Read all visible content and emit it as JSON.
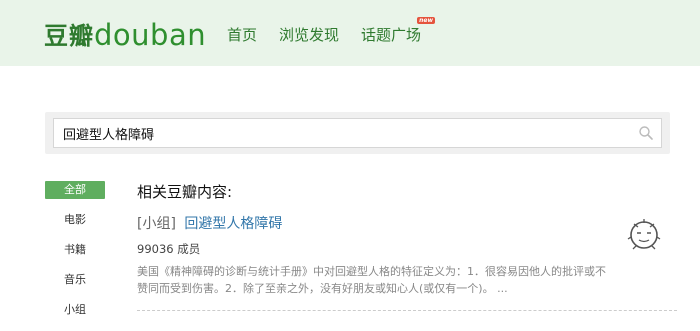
{
  "header": {
    "logo_cn": "豆瓣",
    "logo_en": "douban",
    "nav": [
      {
        "label": "首页"
      },
      {
        "label": "浏览发现"
      },
      {
        "label": "话题广场",
        "badge": "new"
      }
    ]
  },
  "search": {
    "value": "回避型人格障碍",
    "icon": "search-icon"
  },
  "sidebar": {
    "items": [
      {
        "label": "全部",
        "active": true
      },
      {
        "label": "电影"
      },
      {
        "label": "书籍"
      },
      {
        "label": "音乐"
      },
      {
        "label": "小组"
      }
    ]
  },
  "results": {
    "heading": "相关豆瓣内容:",
    "items": [
      {
        "type": "[小组]",
        "title": "回避型人格障碍",
        "meta": "99036 成员",
        "desc": "美国《精神障碍的诊断与统计手册》中对回避型人格的特征定义为：1．很容易因他人的批评或不赞同而受到伤害。2．除了至亲之外，没有好朋友或知心人(或仅有一个)。 ..."
      }
    ]
  },
  "colors": {
    "header_bg": "#e9f4e9",
    "brand_green": "#2f7a2f",
    "active_tab": "#5fae5f",
    "link": "#3377aa"
  }
}
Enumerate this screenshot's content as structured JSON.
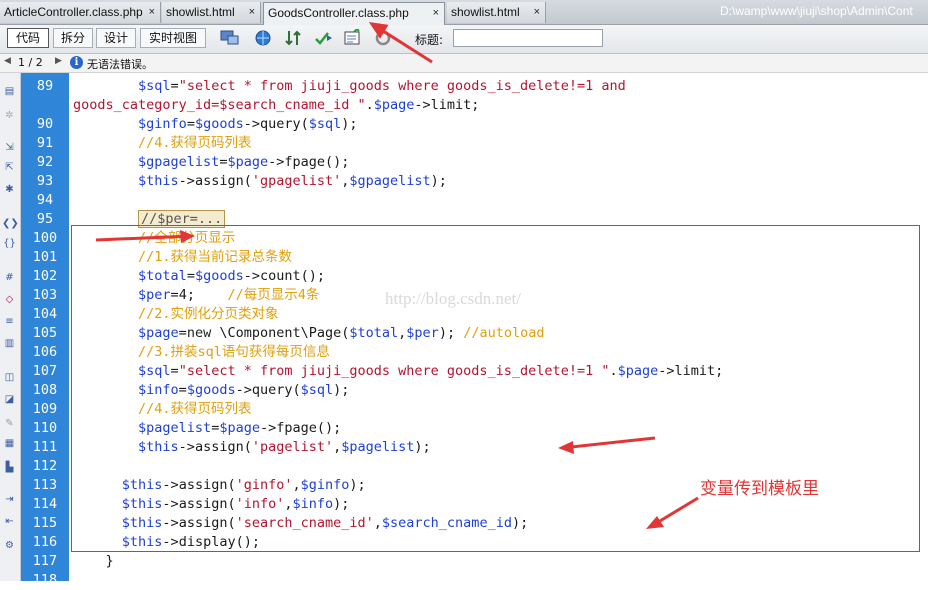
{
  "tabs": [
    {
      "label": "ArticleController.class.php",
      "close": "×",
      "active": false
    },
    {
      "label": "showlist.html",
      "close": "×",
      "active": false
    },
    {
      "label": "GoodsController.class.php",
      "close": "×",
      "active": true
    },
    {
      "label": "showlist.html",
      "close": "×",
      "active": false
    }
  ],
  "path_label": "D:\\wamp\\www\\jiuji\\shop\\Admin\\Cont",
  "toolbar": {
    "view_buttons": [
      "代码",
      "拆分",
      "设计",
      "实时视图"
    ],
    "title_label": "标题:",
    "title_value": "",
    "icons": [
      "multiscreen-icon",
      "globe-icon",
      "sort-icon",
      "validate-icon",
      "checklist-icon",
      "refresh-icon"
    ]
  },
  "status": {
    "page_indicator": "1 / 2",
    "message": "无语法错误。"
  },
  "editor": {
    "line_numbers": [
      "89",
      "",
      "90",
      "91",
      "92",
      "93",
      "94",
      "95",
      "100",
      "101",
      "102",
      "103",
      "104",
      "105",
      "106",
      "107",
      "108",
      "109",
      "110",
      "111",
      "112",
      "113",
      "114",
      "115",
      "116",
      "117",
      "118"
    ],
    "lines": [
      [
        [
          "i",
          "        "
        ],
        [
          "v",
          "$sql"
        ],
        [
          "op",
          "="
        ],
        [
          "str",
          "\"select * from jiuji_goods where goods_is_delete!=1 and"
        ]
      ],
      [
        [
          "str",
          "goods_category_id=$search_cname_id \""
        ],
        [
          "op",
          "."
        ],
        [
          "v",
          "$page"
        ],
        [
          "op",
          "->"
        ],
        [
          "fn",
          "limit;"
        ]
      ],
      [
        [
          "i",
          "        "
        ],
        [
          "v",
          "$ginfo"
        ],
        [
          "op",
          "="
        ],
        [
          "v",
          "$goods"
        ],
        [
          "op",
          "->"
        ],
        [
          "fn",
          "query("
        ],
        [
          "v",
          "$sql"
        ],
        [
          "fn",
          ");"
        ]
      ],
      [
        [
          "i",
          "        "
        ],
        [
          "cm",
          "//4.获得页码列表"
        ]
      ],
      [
        [
          "i",
          "        "
        ],
        [
          "v",
          "$gpagelist"
        ],
        [
          "op",
          "="
        ],
        [
          "v",
          "$page"
        ],
        [
          "op",
          "->"
        ],
        [
          "fn",
          "fpage();"
        ]
      ],
      [
        [
          "i",
          "        "
        ],
        [
          "v",
          "$this"
        ],
        [
          "op",
          "->"
        ],
        [
          "fn",
          "assign("
        ],
        [
          "str",
          "'gpagelist'"
        ],
        [
          "fn",
          ","
        ],
        [
          "v",
          "$gpagelist"
        ],
        [
          "fn",
          ");"
        ]
      ],
      [],
      [
        [
          "i",
          "        "
        ],
        [
          "collapsed",
          "//$per=..."
        ]
      ],
      [
        [
          "i",
          "        "
        ],
        [
          "cm",
          "//全部分页显示"
        ]
      ],
      [
        [
          "i",
          "        "
        ],
        [
          "cm",
          "//1.获得当前记录总条数"
        ]
      ],
      [
        [
          "i",
          "        "
        ],
        [
          "v",
          "$total"
        ],
        [
          "op",
          "="
        ],
        [
          "v",
          "$goods"
        ],
        [
          "op",
          "->"
        ],
        [
          "fn",
          "count();"
        ]
      ],
      [
        [
          "i",
          "        "
        ],
        [
          "v",
          "$per"
        ],
        [
          "op",
          "="
        ],
        [
          "fn",
          "4;    "
        ],
        [
          "cm",
          "//每页显示4条"
        ]
      ],
      [
        [
          "i",
          "        "
        ],
        [
          "cm",
          "//2.实例化分页类对象"
        ]
      ],
      [
        [
          "i",
          "        "
        ],
        [
          "v",
          "$page"
        ],
        [
          "op",
          "="
        ],
        [
          "kw",
          "new "
        ],
        [
          "fn",
          "\\Component\\Page("
        ],
        [
          "v",
          "$total"
        ],
        [
          "fn",
          ","
        ],
        [
          "v",
          "$per"
        ],
        [
          "fn",
          "); "
        ],
        [
          "cm",
          "//autoload"
        ]
      ],
      [
        [
          "i",
          "        "
        ],
        [
          "cm",
          "//3.拼装sql语句获得每页信息"
        ]
      ],
      [
        [
          "i",
          "        "
        ],
        [
          "v",
          "$sql"
        ],
        [
          "op",
          "="
        ],
        [
          "str",
          "\"select * from jiuji_goods where goods_is_delete!=1 \""
        ],
        [
          "op",
          "."
        ],
        [
          "v",
          "$page"
        ],
        [
          "op",
          "->"
        ],
        [
          "fn",
          "limit;"
        ]
      ],
      [
        [
          "i",
          "        "
        ],
        [
          "v",
          "$info"
        ],
        [
          "op",
          "="
        ],
        [
          "v",
          "$goods"
        ],
        [
          "op",
          "->"
        ],
        [
          "fn",
          "query("
        ],
        [
          "v",
          "$sql"
        ],
        [
          "fn",
          ");"
        ]
      ],
      [
        [
          "i",
          "        "
        ],
        [
          "cm",
          "//4.获得页码列表"
        ]
      ],
      [
        [
          "i",
          "        "
        ],
        [
          "v",
          "$pagelist"
        ],
        [
          "op",
          "="
        ],
        [
          "v",
          "$page"
        ],
        [
          "op",
          "->"
        ],
        [
          "fn",
          "fpage();"
        ]
      ],
      [
        [
          "i",
          "        "
        ],
        [
          "v",
          "$this"
        ],
        [
          "op",
          "->"
        ],
        [
          "fn",
          "assign("
        ],
        [
          "str",
          "'pagelist'"
        ],
        [
          "fn",
          ","
        ],
        [
          "v",
          "$pagelist"
        ],
        [
          "fn",
          ");"
        ]
      ],
      [],
      [
        [
          "i",
          "      "
        ],
        [
          "v",
          "$this"
        ],
        [
          "op",
          "->"
        ],
        [
          "fn",
          "assign("
        ],
        [
          "str",
          "'ginfo'"
        ],
        [
          "fn",
          ","
        ],
        [
          "v",
          "$ginfo"
        ],
        [
          "fn",
          ");"
        ]
      ],
      [
        [
          "i",
          "      "
        ],
        [
          "v",
          "$this"
        ],
        [
          "op",
          "->"
        ],
        [
          "fn",
          "assign("
        ],
        [
          "str",
          "'info'"
        ],
        [
          "fn",
          ","
        ],
        [
          "v",
          "$info"
        ],
        [
          "fn",
          ");"
        ]
      ],
      [
        [
          "i",
          "      "
        ],
        [
          "v",
          "$this"
        ],
        [
          "op",
          "->"
        ],
        [
          "fn",
          "assign("
        ],
        [
          "str",
          "'search_cname_id'"
        ],
        [
          "fn",
          ","
        ],
        [
          "v",
          "$search_cname_id"
        ],
        [
          "fn",
          ");"
        ]
      ],
      [
        [
          "i",
          "      "
        ],
        [
          "v",
          "$this"
        ],
        [
          "op",
          "->"
        ],
        [
          "fn",
          "display();"
        ]
      ],
      [
        [
          "i",
          "    "
        ],
        [
          "fn",
          "}"
        ]
      ],
      []
    ]
  },
  "watermark": "http://blog.csdn.net/",
  "annotation": "变量传到模板里",
  "colors": {
    "gutter": "#2f86d8",
    "variable": "#1e3fd8",
    "string": "#b4142f",
    "comment": "#e0a00c",
    "annotation_red": "#e23535"
  }
}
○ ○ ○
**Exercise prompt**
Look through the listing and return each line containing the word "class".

**Result of the exercise**
      "label": "ArticleController.class.php",
      "label": "GoodsController.class.php",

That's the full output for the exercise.